In chapter 8, E&H show an example of a Poisson density estimation from a spatially truncated sample. Here, I implement the example using pymc3 and in addition to the latent linear model, I explore Gaussian Processes for the latent variable.

You can get the notebook from here.

## The Problem

You can download the data from here. From CASI:

… shows galaxy counts from a small portion of the sky: 486 galaxies have had their redshift $r$ and apparent magnitude $m$ measured. Distance from earth is an increasing function of $r$, while apparent brightness is a decreasing function of $m$.

Note that this is truncated data. $r$ and $m$ are limited to

\[1.22 \le r \le 3.32\\ 17.2 \le m \le 21.5\]Here’s what the data table like:

Our job is to fit a density to this truncated data. We are going to model this as

\[y_i \sim Poisson(\mu_i),\qquad i = 1,2,...,N\]So each observation comes from a Poisson with a mean $\mu_i$. Actually, what we’ll model instead is $\lambda_i = \log(\mu_i)$.

## Using Linear latent variable

The way Efron & Hastie model $\lambda$ is:

\[\mathbf{\lambda}(\alpha)= \mathbf{X}\,\alpha\]Where $\mathbf{X}$ is a “structure matrix” made up for features we crafted:

\[\mathbf{X} = [\mathbf{r, m, r^2, rm, m^2}]\]Where $\mathbf{r^2}$ is the vector whose components are the square of $\textbf{r}$’s etc. If we think that the true density is bivariate normal, then this makes sense. The log density of a bivariate normal is of this form.

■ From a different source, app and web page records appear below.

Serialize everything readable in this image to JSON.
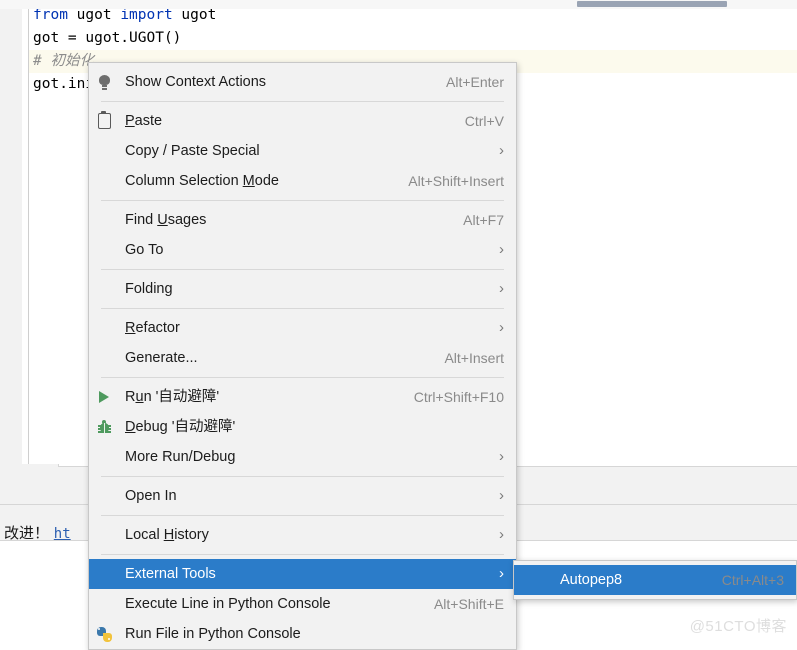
{
  "editor": {
    "lines": [
      {
        "type": "code",
        "current": false,
        "segments": [
          {
            "t": "from",
            "c": "kw"
          },
          {
            "t": " ugot ",
            "c": ""
          },
          {
            "t": "import",
            "c": "kw"
          },
          {
            "t": " ugot",
            "c": ""
          }
        ]
      },
      {
        "type": "code",
        "current": false,
        "segments": [
          {
            "t": "got = ugot.UGOT()",
            "c": ""
          }
        ]
      },
      {
        "type": "code",
        "current": true,
        "segments": [
          {
            "t": "# 初始化",
            "c": "cm"
          }
        ]
      },
      {
        "type": "code",
        "current": false,
        "segments": [
          {
            "t": "got.ini",
            "c": ""
          }
        ]
      }
    ],
    "line1_plain": "from ugot import ugot",
    "line2_plain": "got = ugot.UGOT()",
    "line3_plain": "# 初始化",
    "line4_plain": "got.ini"
  },
  "console": {
    "text_before": "改进！",
    "link_text": "ht"
  },
  "context_menu": {
    "items": [
      {
        "id": "show-context-actions",
        "label": "Show Context Actions",
        "accel": "Alt+Enter",
        "icon": "lightbulb-icon",
        "arrow": false,
        "selected": false,
        "mnemonic": ""
      },
      {
        "id": "separator-1",
        "separator": true
      },
      {
        "id": "paste",
        "label": "Paste",
        "accel": "Ctrl+V",
        "icon": "clipboard-icon",
        "arrow": false,
        "selected": false,
        "mnemonic": "P"
      },
      {
        "id": "copy-paste-special",
        "label": "Copy / Paste Special",
        "accel": "",
        "icon": "",
        "arrow": true,
        "selected": false,
        "mnemonic": ""
      },
      {
        "id": "column-selection-mode",
        "label": "Column Selection Mode",
        "accel": "Alt+Shift+Insert",
        "icon": "",
        "arrow": false,
        "selected": false,
        "mnemonic": "M"
      },
      {
        "id": "separator-2",
        "separator": true
      },
      {
        "id": "find-usages",
        "label": "Find Usages",
        "accel": "Alt+F7",
        "icon": "",
        "arrow": false,
        "selected": false,
        "mnemonic": "U"
      },
      {
        "id": "go-to",
        "label": "Go To",
        "accel": "",
        "icon": "",
        "arrow": true,
        "selected": false,
        "mnemonic": ""
      },
      {
        "id": "separator-3",
        "separator": true
      },
      {
        "id": "folding",
        "label": "Folding",
        "accel": "",
        "icon": "",
        "arrow": true,
        "selected": false,
        "mnemonic": ""
      },
      {
        "id": "separator-4",
        "separator": true
      },
      {
        "id": "refactor",
        "label": "Refactor",
        "accel": "",
        "icon": "",
        "arrow": true,
        "selected": false,
        "mnemonic": "R"
      },
      {
        "id": "generate",
        "label": "Generate...",
        "accel": "Alt+Insert",
        "icon": "",
        "arrow": false,
        "selected": false,
        "mnemonic": ""
      },
      {
        "id": "separator-5",
        "separator": true
      },
      {
        "id": "run-config",
        "label": "Run '自动避障'",
        "accel": "Ctrl+Shift+F10",
        "icon": "run-icon",
        "arrow": false,
        "selected": false,
        "mnemonic": "u"
      },
      {
        "id": "debug-config",
        "label": "Debug '自动避障'",
        "accel": "",
        "icon": "debug-icon",
        "arrow": false,
        "selected": false,
        "mnemonic": "D"
      },
      {
        "id": "more-run-debug",
        "label": "More Run/Debug",
        "accel": "",
        "icon": "",
        "arrow": true,
        "selected": false,
        "mnemonic": ""
      },
      {
        "id": "separator-6",
        "separator": true
      },
      {
        "id": "open-in",
        "label": "Open In",
        "accel": "",
        "icon": "",
        "arrow": true,
        "selected": false,
        "mnemonic": ""
      },
      {
        "id": "separator-7",
        "separator": true
      },
      {
        "id": "local-history",
        "label": "Local History",
        "accel": "",
        "icon": "",
        "arrow": true,
        "selected": false,
        "mnemonic": "H"
      },
      {
        "id": "separator-8",
        "separator": true
      },
      {
        "id": "external-tools",
        "label": "External Tools",
        "accel": "",
        "icon": "",
        "arrow": true,
        "selected": true,
        "mnemonic": ""
      },
      {
        "id": "execute-line-in-python-console",
        "label": "Execute Line in Python Console",
        "accel": "Alt+Shift+E",
        "icon": "",
        "arrow": false,
        "selected": false,
        "mnemonic": ""
      },
      {
        "id": "run-file-in-python-console",
        "label": "Run File in Python Console",
        "accel": "",
        "icon": "python-icon",
        "arrow": false,
        "selected": false,
        "mnemonic": ""
      }
    ]
  },
  "submenu": {
    "items": [
      {
        "id": "autopep8",
        "label": "Autopep8",
        "accel": "Ctrl+Alt+3",
        "selected": true
      }
    ]
  },
  "watermark": {
    "text": "@51CTO博客"
  },
  "colors": {
    "selection": "#2b7cc9",
    "menu_bg": "#f2f2f2",
    "accel_text": "#8a8a8a",
    "keyword": "#0033b3",
    "comment": "#8c8c8c",
    "current_line": "#fcfaed",
    "scroll_thumb": "#9aa4b4",
    "link": "#2a5db0"
  }
}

Let’s setup this model in pymc3:

Let’s see what our density looks like:

Because we setup a Bayesian GLM, not only do we have the mean values for $\mu$, we have the full distribution. The plot on the right shows the the standard deviation and as you might have expected, it’s high in the region where we didn’t have any data.

## Using a Gaussian Process

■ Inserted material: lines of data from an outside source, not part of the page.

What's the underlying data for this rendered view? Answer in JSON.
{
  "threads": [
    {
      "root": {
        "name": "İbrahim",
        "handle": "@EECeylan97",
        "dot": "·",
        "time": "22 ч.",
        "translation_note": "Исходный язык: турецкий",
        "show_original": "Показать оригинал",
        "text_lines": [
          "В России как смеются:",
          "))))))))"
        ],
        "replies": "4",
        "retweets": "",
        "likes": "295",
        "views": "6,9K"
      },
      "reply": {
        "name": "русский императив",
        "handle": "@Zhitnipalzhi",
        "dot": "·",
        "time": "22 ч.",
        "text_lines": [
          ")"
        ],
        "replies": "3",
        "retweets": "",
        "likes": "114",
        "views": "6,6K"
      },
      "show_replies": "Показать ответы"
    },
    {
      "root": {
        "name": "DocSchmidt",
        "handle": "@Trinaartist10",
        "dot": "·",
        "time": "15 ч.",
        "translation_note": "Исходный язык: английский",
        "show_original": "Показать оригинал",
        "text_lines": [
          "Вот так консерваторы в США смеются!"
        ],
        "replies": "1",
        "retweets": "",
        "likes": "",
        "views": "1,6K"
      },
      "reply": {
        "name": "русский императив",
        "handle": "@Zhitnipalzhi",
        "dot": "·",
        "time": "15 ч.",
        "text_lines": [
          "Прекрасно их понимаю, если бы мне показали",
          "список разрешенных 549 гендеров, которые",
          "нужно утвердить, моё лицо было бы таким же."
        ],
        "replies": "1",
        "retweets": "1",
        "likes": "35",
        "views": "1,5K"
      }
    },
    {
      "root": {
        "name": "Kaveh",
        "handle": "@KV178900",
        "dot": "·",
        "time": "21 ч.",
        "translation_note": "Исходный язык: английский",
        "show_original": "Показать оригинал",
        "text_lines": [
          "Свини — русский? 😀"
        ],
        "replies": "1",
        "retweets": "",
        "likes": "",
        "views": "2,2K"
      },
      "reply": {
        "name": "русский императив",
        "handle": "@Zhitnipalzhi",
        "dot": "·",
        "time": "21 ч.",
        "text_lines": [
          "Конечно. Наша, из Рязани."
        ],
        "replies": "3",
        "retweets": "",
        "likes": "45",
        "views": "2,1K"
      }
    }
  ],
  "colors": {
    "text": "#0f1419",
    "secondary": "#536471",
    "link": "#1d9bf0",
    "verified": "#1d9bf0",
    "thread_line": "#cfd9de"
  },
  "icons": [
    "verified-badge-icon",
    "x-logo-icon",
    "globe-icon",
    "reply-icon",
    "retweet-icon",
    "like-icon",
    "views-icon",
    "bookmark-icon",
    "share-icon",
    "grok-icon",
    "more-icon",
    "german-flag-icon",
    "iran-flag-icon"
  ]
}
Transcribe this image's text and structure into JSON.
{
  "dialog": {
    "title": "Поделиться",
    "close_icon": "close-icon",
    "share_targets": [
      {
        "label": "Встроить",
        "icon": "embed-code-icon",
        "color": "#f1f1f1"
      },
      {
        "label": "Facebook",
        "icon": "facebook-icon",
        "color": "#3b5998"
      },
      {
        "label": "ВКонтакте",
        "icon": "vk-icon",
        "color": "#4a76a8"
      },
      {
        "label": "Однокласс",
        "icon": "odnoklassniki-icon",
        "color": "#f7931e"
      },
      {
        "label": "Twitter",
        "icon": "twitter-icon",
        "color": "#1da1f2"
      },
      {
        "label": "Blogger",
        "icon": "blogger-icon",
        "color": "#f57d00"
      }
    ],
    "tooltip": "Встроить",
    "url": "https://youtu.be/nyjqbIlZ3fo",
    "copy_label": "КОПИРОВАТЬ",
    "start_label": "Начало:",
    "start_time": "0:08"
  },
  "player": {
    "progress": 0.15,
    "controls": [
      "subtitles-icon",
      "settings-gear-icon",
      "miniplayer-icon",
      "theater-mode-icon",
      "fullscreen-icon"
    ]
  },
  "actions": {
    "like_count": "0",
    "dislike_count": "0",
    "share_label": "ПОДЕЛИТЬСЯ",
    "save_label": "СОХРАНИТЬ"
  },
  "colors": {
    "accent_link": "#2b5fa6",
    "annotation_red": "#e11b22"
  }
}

If we are comfortable being agnostic of the functional form – and since I am not an astrophysicist, I’m quite comfortable – we can use a 2-d gaussian process. You may want to out the previous posts on Gaussian Processes:

So now our lambda is:

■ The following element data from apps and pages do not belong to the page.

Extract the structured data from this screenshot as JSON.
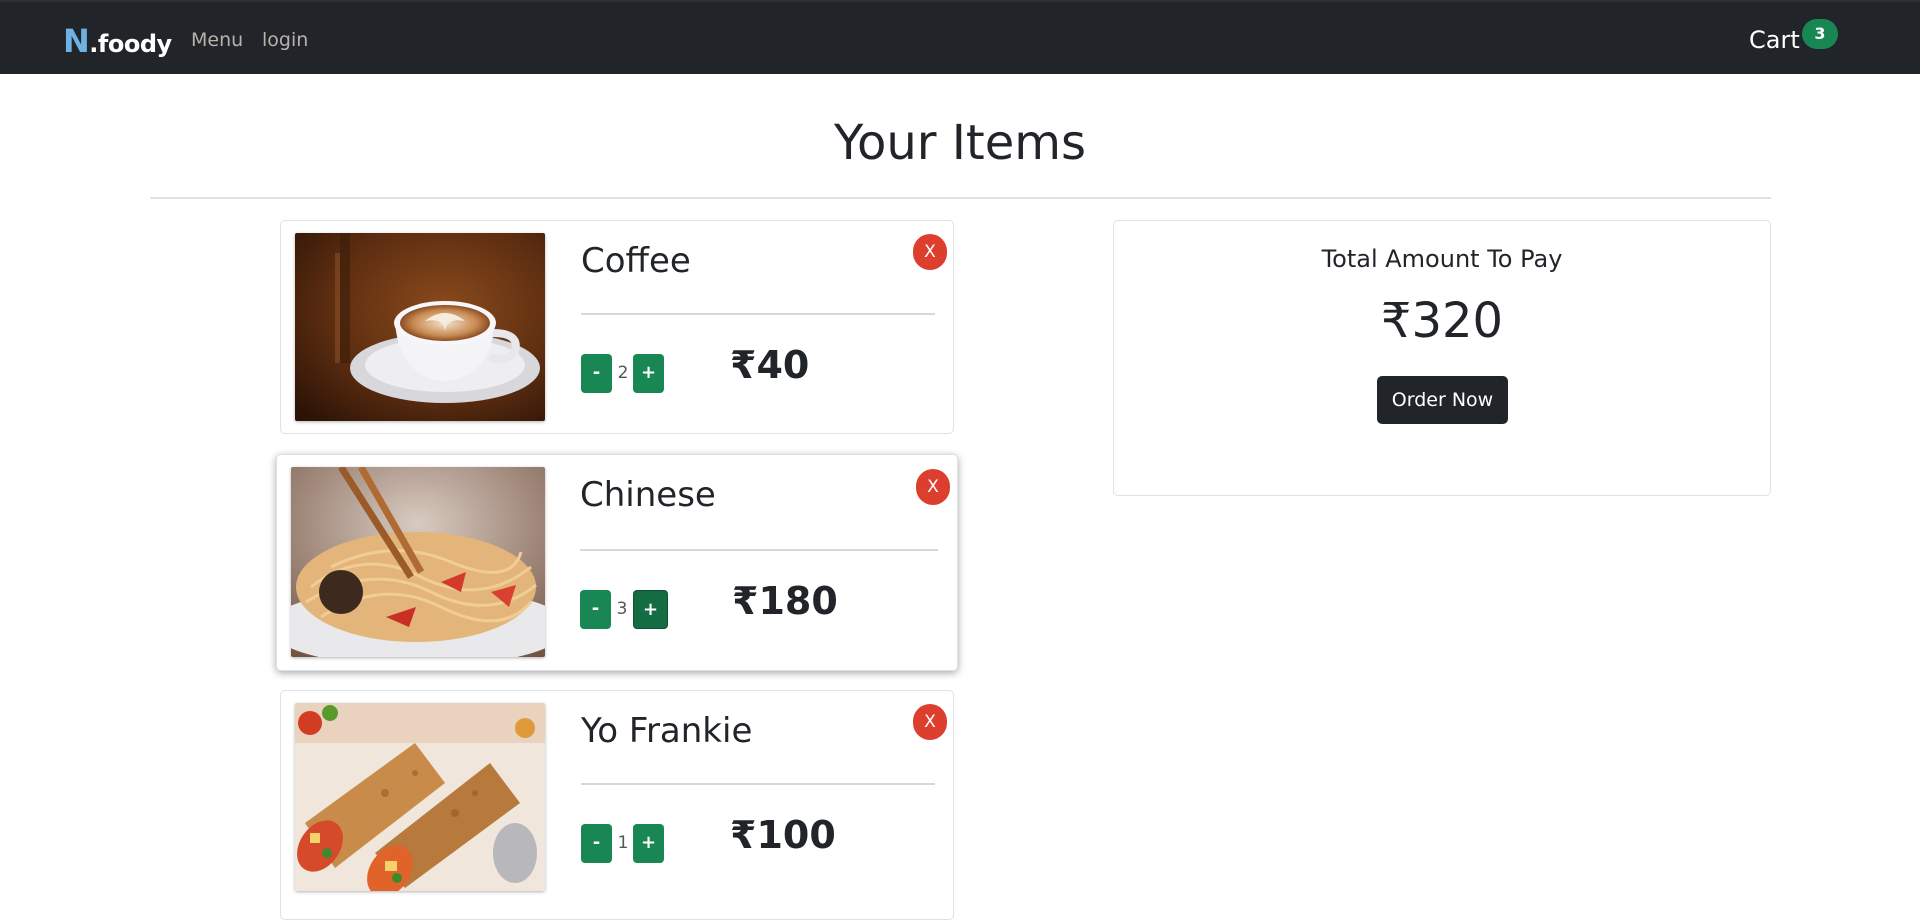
{
  "navbar": {
    "brand_initial": "N",
    "brand_rest": ".foody",
    "menu_label": "Menu",
    "login_label": "login",
    "cart_label": "Cart",
    "cart_count": "3"
  },
  "page": {
    "title": "Your Items"
  },
  "items": [
    {
      "name": "Coffee",
      "quantity": "2",
      "price": "₹40",
      "minus_label": "-",
      "plus_label": "+",
      "remove_label": "X",
      "image": "coffee-cup-image"
    },
    {
      "name": "Chinese",
      "quantity": "3",
      "price": "₹180",
      "minus_label": "-",
      "plus_label": "+",
      "remove_label": "X",
      "image": "noodles-plate-image"
    },
    {
      "name": "Yo Frankie",
      "quantity": "1",
      "price": "₹100",
      "minus_label": "-",
      "plus_label": "+",
      "remove_label": "X",
      "image": "frankie-wrap-image"
    }
  ],
  "summary": {
    "label": "Total Amount To Pay",
    "total": "₹320",
    "order_button": "Order Now"
  },
  "colors": {
    "navbar": "#212529",
    "accent_green": "#198754",
    "remove_red": "#dc3f2e",
    "brand_blue": "#6fb1e3"
  }
}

\[\mathbf{\lambda_i} = f^* (x_i)\]Here $x$ is $(r, m)$, a point on the grid and $f(x)$ is a Gaussian Process:

\[f(x) \sim GP(m(x), k(x, x'))\\ f^* (x) = f(x) | y\](Sorry about the loose notation).

Here’s the model in pymc3:

And the resulting density:

The standard deviation surface looks a lot bumpier but the general trend is similar; it is higher in areas where we have little data. Very cool, but is that model any good?

## Deviance residual

Efron & Hastie use the deviance residual to check the goodness of fit.

\[Z = sign(y - \hat{y})D(y, \hat{y})^{1/2}\]Side note: this is based on KL-divergence so I couldn’t figure out how they got around the problem of 0. For KL-divergence you need to have non-zero probabilities in the entire domain. I just ignore the ‘NaNs’ resulting from it and pretend like nothing happened.

Comparing the sum of squares of the residual, we get 109.7 for the GP model and 134.1 for the linear model. This next plot shows these residuals.

Looks like the GP model fits the top left corner better than the linear model but it also fits that stray bottom right dot that makes me worry that it might be overfitting. One way around it would be to use a different implementation of GP that allows for additive noise.

We can check for overfitting by looking at WAIC for the two using pymc3’s `compareplot`

:

Looks like the GP-model is the better model. Check out the notebook and let me know if there are ways you would improve this. How can we implement this using `gp.marginal`

or `gp.conditional`

so that we can include additive noise?